Big business and national charities lash out at environmentally-unfriendly policies
The government’s priorities are clear – the economy comes first. Damage to the planet can be addressed when it can be afforded.
But the spate of cuts to subsidies for various green technologies is making powerful international investors concerned about Britain’s sudden change of agenda. In short, they say these changes will now impact Britain’s economy.
And it is not only pressure groups that are furious. A growing number of prominent national charities, organisations and big businesses are urging the prime minister to reverse policies that they say will drive up CO2 emissions.
Pollution on the roads
First up is the AA. You would think the Automobile Association may be an unlikely defender of green policies, but the group described George Osborne’s changes, which make vehicle excise duty (VED) the same for gas-guzzling cars and clean hybrid cars, as “really counterproductive”.
AA president Edmund King said to the BBC: “If the government is serious about trying to get motorists to drive cleaner greener cars, this is really counterproductive.

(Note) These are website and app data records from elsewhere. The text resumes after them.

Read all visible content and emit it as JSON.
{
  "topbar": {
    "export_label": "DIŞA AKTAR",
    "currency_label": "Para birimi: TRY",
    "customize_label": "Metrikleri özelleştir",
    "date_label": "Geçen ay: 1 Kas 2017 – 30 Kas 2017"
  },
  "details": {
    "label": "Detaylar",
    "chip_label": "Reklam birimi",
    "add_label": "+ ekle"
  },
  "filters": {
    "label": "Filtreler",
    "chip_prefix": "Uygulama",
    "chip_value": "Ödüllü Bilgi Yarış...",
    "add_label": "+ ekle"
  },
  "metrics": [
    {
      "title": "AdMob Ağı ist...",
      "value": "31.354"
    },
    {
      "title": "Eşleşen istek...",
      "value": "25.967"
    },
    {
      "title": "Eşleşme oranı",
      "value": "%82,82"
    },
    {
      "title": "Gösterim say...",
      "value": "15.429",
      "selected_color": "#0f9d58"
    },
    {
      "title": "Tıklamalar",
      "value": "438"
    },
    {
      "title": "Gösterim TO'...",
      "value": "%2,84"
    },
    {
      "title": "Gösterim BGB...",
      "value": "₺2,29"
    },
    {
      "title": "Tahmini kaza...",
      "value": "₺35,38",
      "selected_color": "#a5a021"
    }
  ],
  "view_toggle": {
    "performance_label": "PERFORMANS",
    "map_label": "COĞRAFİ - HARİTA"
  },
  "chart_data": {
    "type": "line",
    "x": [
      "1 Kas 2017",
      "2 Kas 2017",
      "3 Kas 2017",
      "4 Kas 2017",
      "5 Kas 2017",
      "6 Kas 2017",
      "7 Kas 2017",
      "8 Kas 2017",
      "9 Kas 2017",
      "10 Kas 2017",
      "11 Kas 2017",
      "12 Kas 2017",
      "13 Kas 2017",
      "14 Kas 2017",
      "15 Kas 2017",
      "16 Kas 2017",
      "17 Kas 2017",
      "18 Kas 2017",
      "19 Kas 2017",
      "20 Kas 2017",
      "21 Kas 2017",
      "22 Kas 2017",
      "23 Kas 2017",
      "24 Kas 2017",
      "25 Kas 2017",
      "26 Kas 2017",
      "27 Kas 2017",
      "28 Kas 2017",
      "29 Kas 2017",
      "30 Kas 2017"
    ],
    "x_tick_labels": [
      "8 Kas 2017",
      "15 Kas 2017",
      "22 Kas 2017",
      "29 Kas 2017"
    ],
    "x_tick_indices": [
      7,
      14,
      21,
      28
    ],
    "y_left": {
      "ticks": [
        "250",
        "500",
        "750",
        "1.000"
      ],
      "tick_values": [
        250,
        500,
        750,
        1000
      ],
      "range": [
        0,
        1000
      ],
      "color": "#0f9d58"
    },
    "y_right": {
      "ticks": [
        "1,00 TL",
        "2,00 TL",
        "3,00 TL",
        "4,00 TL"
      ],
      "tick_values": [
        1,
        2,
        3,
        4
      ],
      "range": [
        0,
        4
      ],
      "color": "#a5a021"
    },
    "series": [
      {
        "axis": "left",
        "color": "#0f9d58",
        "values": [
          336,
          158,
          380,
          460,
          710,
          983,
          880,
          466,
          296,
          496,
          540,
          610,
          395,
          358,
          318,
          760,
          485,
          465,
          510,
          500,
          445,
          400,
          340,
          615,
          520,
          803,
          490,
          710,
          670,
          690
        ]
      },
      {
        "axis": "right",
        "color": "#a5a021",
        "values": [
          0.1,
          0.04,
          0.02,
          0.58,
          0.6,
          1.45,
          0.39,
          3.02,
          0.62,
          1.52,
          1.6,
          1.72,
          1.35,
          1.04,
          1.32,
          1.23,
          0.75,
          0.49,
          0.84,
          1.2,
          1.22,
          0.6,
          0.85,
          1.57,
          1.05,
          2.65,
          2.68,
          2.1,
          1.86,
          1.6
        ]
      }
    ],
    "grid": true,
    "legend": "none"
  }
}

“Drivers will not be given the same incentive to go for cleaner (petrol or hybrid) cars so there won’t be the same pressure on manufacturers to produce those cleaner models. We seem to be getting rid of an incentive that worked very well.”
As LondonLovesBusiness pointed out after the chancellor’s budget, in which he introduced a “road fund” based on VED, the upkeep of Britain’s roads will become increasingly dependent on high levels of pollution from road traffic.
Green energy? No thanks
Siemens – the largest engineering company in Europe, which has recently invested £160m in a wind-turbine factory in Hull – has lashed out at reforms to wind subsidies, and has warned that “doubt and uncertainty discourages investment decisions”.
Speaking to the FT, Siemens head of energy strategy Matthew Knight said: “We hope to see more clarity in some key policy areas soon.
“We need to take energy policy out of party politics so that political risk does not push up the cost of every type of generation.”
Energy Secretary Amber Rudd said: “My priorities are clear. We need to keep bills as low as possible for hardworking families and businesses while reducing our emissions in the most cost-effective way.”
Waste firm Veolia said that a cut to industrial biomass electricity generation subsidies would hit the company and affect investment.
Veolia’s Richard Kirkman said to the BBC: “We are very angry that the government has made a U-turn on subsidies agreed until 2023 with just one month’s notice. This isn’t a way to run a government and give business the confidence to invest.
“There’s tens of thousands of jobs at stake in this sector – business can’t continue to invest if it doesn’t know where the government is going on policy.”
Charities’ “major concern”
Ten charities including the National Trust, the RSPB, Greenpeace and WWF have today written a joint letter to the government raising “major concern” over green policies which have been “cancelled or weakened over the past three months”.
“We have, as yet, seen no positive new measures that would restore the health of the environment or grow the low carbon economy,” they wrote. You can read the full letter here.
Some of the government’s key changes to green policies:
- Cuts to subsidies for onshore wind
- Cuts to subsidies for commercial solar power
- Cuts to subsidies for industrial biomass burning
- Increases on VED for clean vehicles
- Axing current plans for zero carbon homes
- Scrapping the Green Deal insulation scheme
- Making a U-turn to allow fracking in national parks
- Shale gas exploration will be allowed in areas used for drinking water
- Lifting a ban on pesticides in some areas where bees are in decline
- Introduction of a carbon tax (the climate change levy) to the renewables industry – the industry the tax was originally designed to support